A message left with Fenton's office was not immediately returned. The University of Colorado's website identifies her as the medical director of the school's Student Mental Health Services.

Casmir Spencer, a spokeswoman for the Arapahoe County District Attorney's office, said she could not comment.

The package was seized by authorities on Monday after it was discovered in the mailroom at the University of Colorado, Denver. It's unclear if it was sent before the attack at the July 20 midnight showing of "The Dark Knight Rises" that left 12 dead and dozens of others injured.

Authorities said Holmes legally purchased four guns before the attack at Denver-area sporting goods stores - a semiautomatic rifle, a shotgun and two pistols. To buy the guns, Holmes had to pass background checks that can take as little as 20 minutes in Colorado.

State law bars from purchasing firearms people who have been found mentally defective by a judge or have been committed to a mental institution. The statute makes no restrictions on buyers who are being treated for possible mental illness.

Holmes spent a year as a graduate student in the university's intimate, competitive neuroscience program before dropping out without explanation three days after taking a year-end final, university officials have said.

They have refused to disclose more about Holmes, citing the judge's gag order on law enforcement agencies.

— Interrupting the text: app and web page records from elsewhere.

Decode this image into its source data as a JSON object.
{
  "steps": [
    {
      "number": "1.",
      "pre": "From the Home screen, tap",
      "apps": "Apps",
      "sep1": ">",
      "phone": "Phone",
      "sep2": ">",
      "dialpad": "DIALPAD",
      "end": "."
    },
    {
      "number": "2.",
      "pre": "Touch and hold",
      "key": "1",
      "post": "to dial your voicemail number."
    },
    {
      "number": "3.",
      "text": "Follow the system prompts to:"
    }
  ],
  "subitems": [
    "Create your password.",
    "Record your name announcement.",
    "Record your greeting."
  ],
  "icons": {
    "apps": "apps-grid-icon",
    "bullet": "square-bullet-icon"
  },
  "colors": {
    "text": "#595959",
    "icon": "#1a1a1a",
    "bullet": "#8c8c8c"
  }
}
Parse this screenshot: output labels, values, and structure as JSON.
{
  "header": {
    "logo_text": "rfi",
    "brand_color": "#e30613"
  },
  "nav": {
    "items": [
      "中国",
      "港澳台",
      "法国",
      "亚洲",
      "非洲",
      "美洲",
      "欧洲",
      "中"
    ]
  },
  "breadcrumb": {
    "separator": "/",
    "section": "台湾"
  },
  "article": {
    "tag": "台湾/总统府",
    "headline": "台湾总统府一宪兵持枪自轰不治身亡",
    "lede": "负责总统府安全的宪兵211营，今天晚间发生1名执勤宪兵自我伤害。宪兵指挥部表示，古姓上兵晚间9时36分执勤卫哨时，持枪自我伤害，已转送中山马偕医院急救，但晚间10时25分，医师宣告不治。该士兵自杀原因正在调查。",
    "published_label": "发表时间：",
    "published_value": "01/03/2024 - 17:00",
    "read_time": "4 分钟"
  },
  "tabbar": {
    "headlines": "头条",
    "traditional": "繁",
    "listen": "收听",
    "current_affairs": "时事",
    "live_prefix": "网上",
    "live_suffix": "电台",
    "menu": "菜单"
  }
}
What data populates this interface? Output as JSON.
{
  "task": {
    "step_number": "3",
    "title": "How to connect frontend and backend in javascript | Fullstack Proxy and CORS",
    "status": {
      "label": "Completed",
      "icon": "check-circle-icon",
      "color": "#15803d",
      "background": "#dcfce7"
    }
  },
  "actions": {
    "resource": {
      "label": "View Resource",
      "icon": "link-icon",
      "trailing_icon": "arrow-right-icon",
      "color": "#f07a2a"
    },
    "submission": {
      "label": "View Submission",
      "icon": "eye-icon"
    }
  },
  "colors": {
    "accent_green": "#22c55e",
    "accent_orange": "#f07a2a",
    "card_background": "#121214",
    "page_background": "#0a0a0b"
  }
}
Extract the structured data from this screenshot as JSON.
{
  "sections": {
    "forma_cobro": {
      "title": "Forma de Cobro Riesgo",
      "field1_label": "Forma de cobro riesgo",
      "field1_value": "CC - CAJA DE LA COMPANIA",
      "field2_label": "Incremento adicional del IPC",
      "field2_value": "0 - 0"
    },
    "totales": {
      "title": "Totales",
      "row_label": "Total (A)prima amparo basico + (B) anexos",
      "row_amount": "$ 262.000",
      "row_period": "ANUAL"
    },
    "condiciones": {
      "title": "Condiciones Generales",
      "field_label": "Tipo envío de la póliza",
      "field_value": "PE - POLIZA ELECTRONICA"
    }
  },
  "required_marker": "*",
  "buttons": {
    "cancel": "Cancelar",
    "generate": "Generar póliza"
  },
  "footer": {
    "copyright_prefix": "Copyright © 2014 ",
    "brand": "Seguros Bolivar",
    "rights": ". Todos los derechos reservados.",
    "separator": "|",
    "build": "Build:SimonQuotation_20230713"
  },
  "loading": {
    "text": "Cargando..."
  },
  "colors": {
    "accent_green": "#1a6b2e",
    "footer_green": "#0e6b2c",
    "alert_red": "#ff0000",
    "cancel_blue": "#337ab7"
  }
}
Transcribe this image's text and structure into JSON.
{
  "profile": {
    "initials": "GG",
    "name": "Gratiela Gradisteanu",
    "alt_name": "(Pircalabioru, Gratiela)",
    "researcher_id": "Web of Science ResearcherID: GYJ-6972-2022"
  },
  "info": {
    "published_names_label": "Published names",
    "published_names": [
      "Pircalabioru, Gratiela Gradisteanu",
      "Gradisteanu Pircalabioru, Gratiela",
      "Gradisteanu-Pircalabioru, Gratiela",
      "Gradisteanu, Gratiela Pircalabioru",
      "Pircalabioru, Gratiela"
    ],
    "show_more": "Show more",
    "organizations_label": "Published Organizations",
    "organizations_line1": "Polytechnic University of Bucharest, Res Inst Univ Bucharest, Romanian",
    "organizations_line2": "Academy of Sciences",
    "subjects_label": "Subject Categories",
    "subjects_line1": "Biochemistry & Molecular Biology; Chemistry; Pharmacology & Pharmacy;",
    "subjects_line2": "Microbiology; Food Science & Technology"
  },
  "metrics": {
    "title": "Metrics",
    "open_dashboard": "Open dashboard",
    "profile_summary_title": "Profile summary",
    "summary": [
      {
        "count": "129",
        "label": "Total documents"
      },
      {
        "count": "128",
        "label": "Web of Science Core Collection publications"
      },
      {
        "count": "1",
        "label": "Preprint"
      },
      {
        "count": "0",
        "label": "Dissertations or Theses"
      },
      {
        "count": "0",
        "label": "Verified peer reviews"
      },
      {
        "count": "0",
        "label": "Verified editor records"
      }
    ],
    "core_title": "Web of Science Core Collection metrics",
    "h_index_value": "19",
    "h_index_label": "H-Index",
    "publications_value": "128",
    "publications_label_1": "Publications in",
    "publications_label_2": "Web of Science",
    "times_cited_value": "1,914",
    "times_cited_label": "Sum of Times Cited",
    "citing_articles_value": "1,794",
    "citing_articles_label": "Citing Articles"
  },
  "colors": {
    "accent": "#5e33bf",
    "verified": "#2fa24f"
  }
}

At a press conference earlier this week, they acknowledged that students in the program that Holmes studied in are carefully monitored. They said a graduate student experiencing problems would normally be referred to student support services.